What the exercise asks: If a line of the records contains the string "Legal", copy it out.

Entries from a dataset of interfaces
++++++
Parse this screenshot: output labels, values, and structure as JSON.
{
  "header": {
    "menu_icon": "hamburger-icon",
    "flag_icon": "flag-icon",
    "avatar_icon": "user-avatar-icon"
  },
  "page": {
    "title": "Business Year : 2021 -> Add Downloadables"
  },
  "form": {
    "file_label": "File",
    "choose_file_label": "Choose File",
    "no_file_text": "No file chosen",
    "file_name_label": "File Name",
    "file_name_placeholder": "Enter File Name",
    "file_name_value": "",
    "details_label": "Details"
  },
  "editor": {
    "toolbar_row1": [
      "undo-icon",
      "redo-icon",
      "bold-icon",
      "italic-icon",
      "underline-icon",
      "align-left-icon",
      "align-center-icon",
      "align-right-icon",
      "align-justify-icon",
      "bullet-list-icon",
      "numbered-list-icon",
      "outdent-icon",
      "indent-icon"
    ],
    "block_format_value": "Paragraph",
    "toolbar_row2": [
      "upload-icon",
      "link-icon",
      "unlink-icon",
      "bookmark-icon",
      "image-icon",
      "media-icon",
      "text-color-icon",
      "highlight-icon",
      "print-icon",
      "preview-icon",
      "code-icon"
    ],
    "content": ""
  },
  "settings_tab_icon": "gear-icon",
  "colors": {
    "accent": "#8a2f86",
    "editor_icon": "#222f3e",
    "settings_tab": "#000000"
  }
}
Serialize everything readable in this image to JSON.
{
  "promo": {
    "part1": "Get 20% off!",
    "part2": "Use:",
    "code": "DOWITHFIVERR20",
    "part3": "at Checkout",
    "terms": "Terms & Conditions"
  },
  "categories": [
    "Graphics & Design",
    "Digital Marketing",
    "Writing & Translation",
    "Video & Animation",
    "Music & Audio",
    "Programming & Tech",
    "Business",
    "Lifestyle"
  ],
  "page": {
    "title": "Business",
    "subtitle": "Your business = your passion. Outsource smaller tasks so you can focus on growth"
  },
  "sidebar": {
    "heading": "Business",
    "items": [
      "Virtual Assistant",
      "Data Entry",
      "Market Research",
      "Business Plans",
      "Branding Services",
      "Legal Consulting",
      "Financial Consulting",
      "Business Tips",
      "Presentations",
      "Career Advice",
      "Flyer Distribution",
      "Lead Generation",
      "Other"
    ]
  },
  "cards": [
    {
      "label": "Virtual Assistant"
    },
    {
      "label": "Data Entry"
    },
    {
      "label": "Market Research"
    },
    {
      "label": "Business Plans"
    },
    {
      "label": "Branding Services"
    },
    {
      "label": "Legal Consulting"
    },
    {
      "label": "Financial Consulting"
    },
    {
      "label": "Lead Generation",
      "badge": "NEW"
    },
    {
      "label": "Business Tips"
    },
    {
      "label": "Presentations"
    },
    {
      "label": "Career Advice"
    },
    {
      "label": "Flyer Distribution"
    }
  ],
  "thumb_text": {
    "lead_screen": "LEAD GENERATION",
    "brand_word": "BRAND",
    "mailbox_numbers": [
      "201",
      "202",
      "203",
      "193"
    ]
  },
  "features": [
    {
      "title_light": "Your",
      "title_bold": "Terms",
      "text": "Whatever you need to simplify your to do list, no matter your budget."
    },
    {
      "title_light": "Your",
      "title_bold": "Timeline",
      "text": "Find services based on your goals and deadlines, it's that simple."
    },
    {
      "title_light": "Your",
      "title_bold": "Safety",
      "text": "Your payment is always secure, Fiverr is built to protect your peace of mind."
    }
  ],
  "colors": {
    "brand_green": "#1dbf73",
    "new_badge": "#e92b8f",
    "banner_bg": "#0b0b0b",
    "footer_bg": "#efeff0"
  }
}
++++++
Exercise output:
      "Legal Consulting",
      "label": "Legal Consulting"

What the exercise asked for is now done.